A P3-billion master plan for the full recovery of Tacloban City, said to have been the hardest-hit by a super typhoon last year was presented on Tuesday evening by its mayor, Alfred Romualdez.
The master plan, Romualdez said, will involve mainly the construction of permanent houses for survivors of Yolanda in a resettlement area that will be procured by the city government.
It will also cover the rehabilitation of city hall and other government buildings with the help of the Department of Interior and Local Government, which has set aside P240 million for the purpose.
The master plan, according to Romualdez, will also target economic revival, agricultural diversification and industrial and tourism development.
Its cost, said Maria Adelaida Cea, regional head for United Nations Habitat, was based on “initial computation . . . that can be adjusted given the different resiliency features we want to introduce in projects [under the master plan].”
The amount, Cea added, will only cover the projects to be bankrolled by the city government and does not include airports and highways whose rehabilitation, according to her, will be shouldered by the national government.
“There are other self-recovery initiatives that can be supported by the national government and international NGOs [non-government organizations] to lower the cost,” Cea said.
“But for the city to do its role, it needs about P3 billion,” she added.
Six months after one of the strongest tropical storms ever recorded hit the Philippines, the government apparently has not come up with its own master plan for the full recovery of Tacloban City.
Though physical signs of recovery from the devastation caused by Yolanda are impressive, the United Nations Development Program (UNDP) said, much needs to be done to prevent the storm from continuing to exacerbate suffering in the country.
“The Philippines authorities at all levels and affected communities have played a powerful role, both in the immediate response to the disaster, which included successfully evacuating hundreds of thousands of people to safety, and in spearheading recovery,” said UNDP Administrator Helen Clark in an opinion piece published on Wednesday in The Huffington Post.
Clark added that roads have been cleared, 15 percent of homes have been repaired, with over 120,000 households receiving help to rebuild, and nearly all the damaged schools and hospitals have reopened.
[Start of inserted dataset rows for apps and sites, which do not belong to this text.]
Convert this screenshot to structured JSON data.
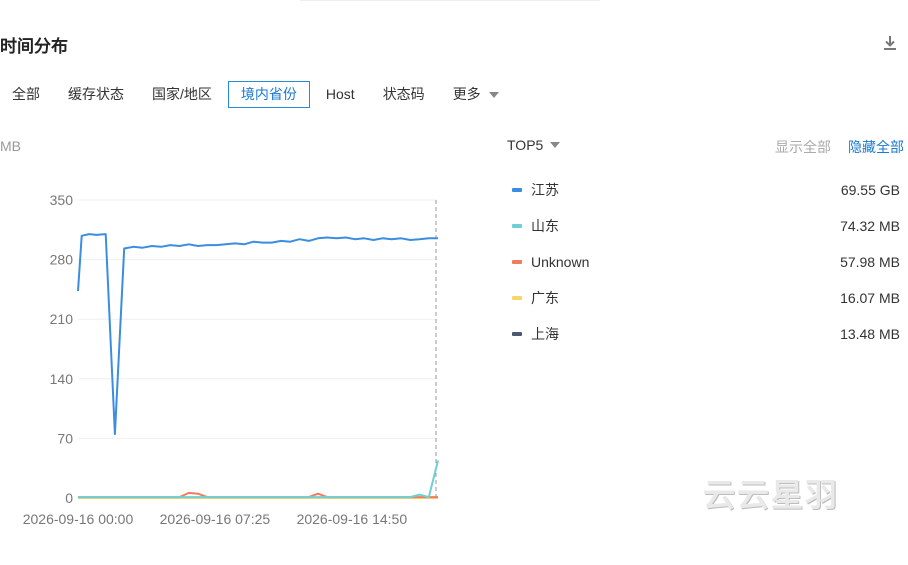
{
  "header": {
    "title": "时间分布"
  },
  "tabs": [
    {
      "label": "全部"
    },
    {
      "label": "缓存状态"
    },
    {
      "label": "国家/地区"
    },
    {
      "label": "境内省份"
    },
    {
      "label": "Host"
    },
    {
      "label": "状态码"
    },
    {
      "label": "更多"
    }
  ],
  "active_tab": "境内省份",
  "controls": {
    "top5": "TOP5",
    "show_all": "显示全部",
    "hide_all": "隐藏全部"
  },
  "legend": [
    {
      "name": "江苏",
      "value": "69.55 GB",
      "color": "#3b8de0"
    },
    {
      "name": "山东",
      "value": "74.32 MB",
      "color": "#6fcfd6"
    },
    {
      "name": "Unknown",
      "value": "57.98 MB",
      "color": "#f07c5c"
    },
    {
      "name": "广东",
      "value": "16.07 MB",
      "color": "#f7d567"
    },
    {
      "name": "上海",
      "value": "13.48 MB",
      "color": "#4a5a70"
    }
  ],
  "watermark": "云云星羽",
  "chart_data": {
    "type": "line",
    "ylabel": "MB",
    "ylim": [
      0,
      350
    ],
    "yticks": [
      0,
      70,
      140,
      210,
      280,
      350
    ],
    "xtick_labels": [
      "2026-09-16 00:00",
      "2026-09-16 07:25",
      "2026-09-16 14:50"
    ],
    "x_hours": [
      0,
      0.2,
      0.6,
      1,
      1.5,
      2,
      2.5,
      3,
      3.5,
      4,
      4.5,
      5,
      5.5,
      6,
      6.5,
      7,
      7.5,
      8,
      8.5,
      9,
      9.5,
      10,
      10.5,
      11,
      11.5,
      12,
      12.5,
      13,
      13.5,
      14,
      14.5,
      15,
      15.5,
      16,
      16.5,
      17,
      17.5,
      18,
      18.5,
      19,
      19.5
    ],
    "series": [
      {
        "name": "江苏",
        "color": "#3b8de0",
        "values": [
          243,
          308,
          310,
          309,
          310,
          75,
          293,
          295,
          294,
          296,
          295,
          297,
          296,
          298,
          296,
          297,
          297,
          298,
          299,
          298,
          301,
          300,
          300,
          302,
          301,
          304,
          302,
          305,
          306,
          305,
          306,
          304,
          305,
          303,
          305,
          304,
          305,
          303,
          304,
          305,
          305
        ]
      },
      {
        "name": "山东",
        "color": "#6fcfd6",
        "values": [
          1,
          1,
          1,
          1,
          1,
          1,
          1,
          1,
          1,
          1,
          1,
          1,
          1,
          1,
          1,
          1,
          1,
          1,
          1,
          1,
          1,
          1,
          1,
          1,
          1,
          1,
          1,
          1,
          1,
          1,
          1,
          1,
          1,
          1,
          1,
          1,
          1,
          1,
          4,
          1,
          44
        ]
      },
      {
        "name": "Unknown",
        "color": "#f07c5c",
        "values": [
          1,
          1,
          1,
          1,
          1,
          1,
          1,
          1,
          1,
          1,
          1,
          1,
          1,
          6,
          5,
          1,
          1,
          1,
          1,
          1,
          1,
          1,
          1,
          1,
          1,
          1,
          1,
          5,
          1,
          1,
          1,
          1,
          1,
          1,
          1,
          1,
          1,
          1,
          1,
          1,
          1
        ]
      },
      {
        "name": "广东",
        "color": "#f7d567",
        "values": [
          0,
          0,
          0,
          0,
          0,
          0,
          0,
          0,
          0,
          0,
          0,
          0,
          0,
          0,
          0,
          0,
          0,
          0,
          0,
          0,
          0,
          0,
          0,
          0,
          0,
          0,
          0,
          0,
          0,
          0,
          0,
          0,
          0,
          0,
          0,
          0,
          0,
          0,
          0,
          0,
          0
        ]
      },
      {
        "name": "上海",
        "color": "#4a5a70",
        "values": [
          0,
          0,
          0,
          0,
          0,
          0,
          0,
          0,
          0,
          0,
          0,
          0,
          0,
          0,
          0,
          0,
          0,
          0,
          0,
          0,
          0,
          0,
          0,
          0,
          0,
          0,
          0,
          0,
          0,
          0,
          0,
          0,
          0,
          0,
          0,
          0,
          0,
          0,
          0,
          0,
          0
        ]
      }
    ],
    "grid": true,
    "legend_position": "right"
  }
}
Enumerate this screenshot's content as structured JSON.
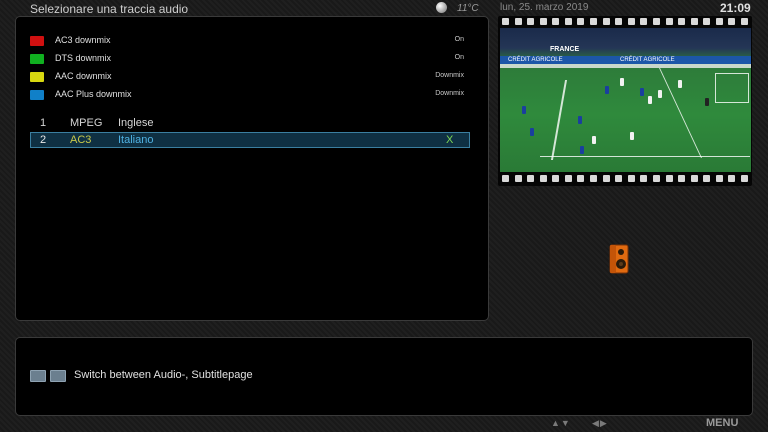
{
  "header": {
    "title": "Selezionare una traccia audio",
    "temperature": "11°C",
    "date": "lun, 25. marzo 2019",
    "time": "21:09"
  },
  "color_buttons": [
    {
      "color": "#d01010",
      "label": "AC3 downmix",
      "value": "On"
    },
    {
      "color": "#10b020",
      "label": "DTS downmix",
      "value": "On"
    },
    {
      "color": "#d8d810",
      "label": "AAC downmix",
      "value": "Downmix"
    },
    {
      "color": "#1080c8",
      "label": "AAC Plus downmix",
      "value": "Downmix"
    }
  ],
  "tracks": [
    {
      "num": "1",
      "codec": "MPEG",
      "language": "Inglese",
      "mark": ""
    },
    {
      "num": "2",
      "codec": "AC3",
      "language": "Italiano",
      "mark": "X"
    }
  ],
  "preview": {
    "board_text": "FRANCE",
    "sponsor_text": "CRÉDIT AGRICOLE"
  },
  "hint": {
    "text": "Switch between Audio-, Subtitlepage"
  },
  "footer": {
    "updown": "▲▼",
    "leftright": "◀▶",
    "menu": "MENU"
  }
}
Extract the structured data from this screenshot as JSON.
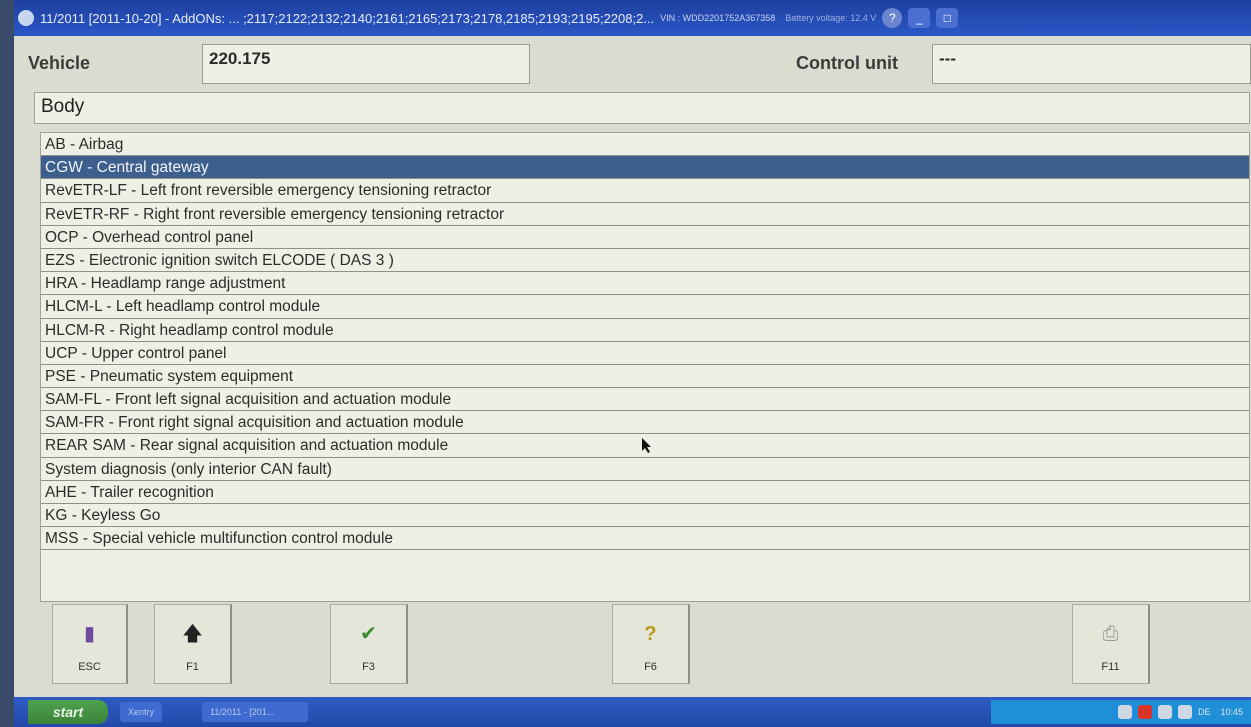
{
  "titlebar": {
    "text": "11/2011 [2011-10-20] - AddONs: ... ;2117;2122;2132;2140;2161;2165;2173;2178,2185;2193;2195;2208;2...",
    "vin": "VIN : WDD2201752A367358",
    "battery": "Battery voltage: 12.4 V",
    "min_label": "_",
    "restore_label": "□"
  },
  "vehicle": {
    "label": "Vehicle",
    "value": "220.175",
    "control_unit_label": "Control unit",
    "control_unit_value": "---"
  },
  "category": "Body",
  "list": {
    "selected_index": 1,
    "items": [
      "AB - Airbag",
      "CGW - Central gateway",
      "RevETR-LF - Left front reversible emergency tensioning retractor",
      "RevETR-RF - Right front reversible emergency tensioning retractor",
      "OCP - Overhead control panel",
      "EZS - Electronic ignition switch ELCODE ( DAS 3 )",
      "HRA - Headlamp range adjustment",
      "HLCM-L - Left headlamp control module",
      "HLCM-R - Right headlamp control module",
      "UCP - Upper control panel",
      "PSE - Pneumatic system equipment",
      "SAM-FL - Front left signal acquisition and actuation module",
      "SAM-FR - Front right signal acquisition and actuation module",
      "REAR SAM - Rear signal acquisition and actuation module",
      "System diagnosis (only interior CAN fault)",
      "AHE - Trailer recognition",
      "KG - Keyless Go",
      "MSS - Special vehicle multifunction control module"
    ]
  },
  "keys": {
    "esc": {
      "label": "ESC",
      "icon": "exit-door-icon"
    },
    "f1": {
      "label": "F1",
      "icon": "up-arrow-icon"
    },
    "f3": {
      "label": "F3",
      "icon": "checkmark-icon"
    },
    "f6": {
      "label": "F6",
      "icon": "help-question-icon"
    },
    "f11": {
      "label": "F11",
      "icon": "printer-icon"
    }
  },
  "taskbar": {
    "start": "start",
    "item1": "Xentry",
    "item2": "11/2011 - [201...",
    "tray_label": "DE",
    "clock": "10:45"
  },
  "colors": {
    "selection": "#3d5f8e",
    "titlebar": "#2a58c8",
    "background": "#d9dccf"
  }
}
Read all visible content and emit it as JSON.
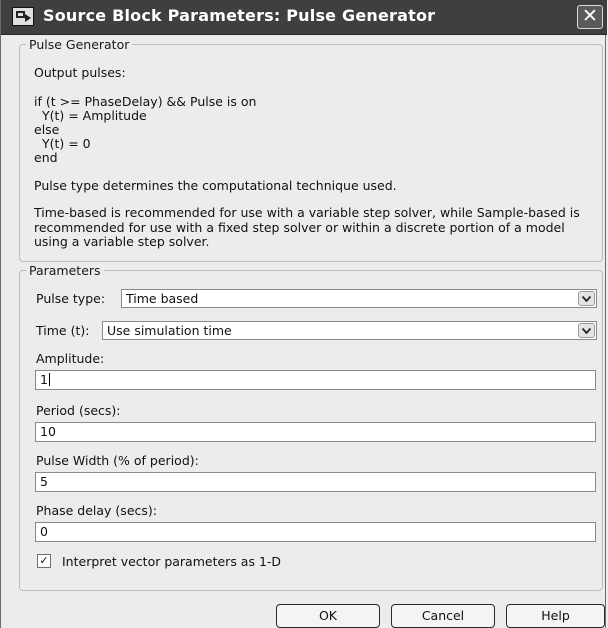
{
  "window": {
    "title": "Source Block Parameters: Pulse Generator",
    "close_glyph": "✕"
  },
  "description_group": {
    "legend": "Pulse Generator",
    "output_line": "Output pulses:",
    "code_lines": [
      "if (t >= PhaseDelay) && Pulse is on",
      "  Y(t) = Amplitude",
      "else",
      "  Y(t) = 0",
      "end"
    ],
    "note1": "Pulse type determines the computational technique used.",
    "note2": "Time-based is recommended for use with a variable step solver, while Sample-based is recommended for use with a fixed step solver or within a discrete portion of a model using a variable step solver."
  },
  "parameters": {
    "legend": "Parameters",
    "pulse_type": {
      "label": "Pulse type:",
      "value": "Time based"
    },
    "time": {
      "label": "Time (t):",
      "value": "Use simulation time"
    },
    "amplitude": {
      "label": "Amplitude:",
      "value": "1"
    },
    "period": {
      "label": "Period (secs):",
      "value": "10"
    },
    "pulse_width": {
      "label": "Pulse Width (% of period):",
      "value": "5"
    },
    "phase_delay": {
      "label": "Phase delay (secs):",
      "value": "0"
    },
    "interpret_vector": {
      "label": "Interpret vector parameters as 1-D",
      "checked": true,
      "check_glyph": "✓"
    }
  },
  "buttons": {
    "ok": "OK",
    "cancel": "Cancel",
    "help": "Help"
  },
  "icons": {
    "app": "simulink-block-icon",
    "dropdown": "chevron-down-icon",
    "close": "close-icon"
  },
  "colors": {
    "titlebar": "#3f3f3f",
    "dialog_bg": "#ececec"
  }
}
But she cautioned that full recovery could span a decade or more, and called for long-term engagement from the international community that focuses on more than physical reconstruction but also on building disaster resilience and reducing vulnerability to future crises that could deepen inequality and poverty.
“Recovery is about more than the vital task of building homes and structures. It is also about building greater resilience to natural hazards,” Clark said.
After the immediate-relief stage, she added, “real recovery can be based on building back sustainably and improving on what existed before. This is very much what [Philippine] authorities are planning for.”
Romualdez declined to comment when asked whether Tacloban, capital of Leyte province, has been “abandoned” by the national government.
“You know, when it comes to being abandoned I think [the best thing to do is], let us ask the people. Let them be the one to judge, not me. All I am saying, this is our problem here, we need all the help we can get,” he told a news conference also on Tuesday evening.
Since the super typhoon struck in November 2013, thousands of survivors are still huddled in tent cities, evacuation centers and in makeshift houses in the city.
“We’re also not the only one [that was hard-hit by Yolanda], it’s the entire [Eastern Visayas] region, even Cebu and other places were also hurt. Let us [cut the national government]enough slack . . . to get all resources together,” Romualdez said.
Expressing hope that the government and international organizations would continue to help rebuild Tacloban, he said, “The politics, leave it to the politicians. I just [want to]focus on this [rebuilding of the city].”
Interior Secretary Manuel Roxas 2nd had been accused of politicking when he criticized Romualdez’s handling of the unprecedented disaster just days into search-and-rescue and relief efforts for Yolanda victims.
The mayor apparently has buried political issues and instead expressed gratitude to the national government even if the assistance it has given to them, he said, was not enough.
He also thanked the humanitarian agencies for their assistance to the city and typhoon survivors.
Yolanda is said to have killed more than 6,200 people and displaced four million from their homes.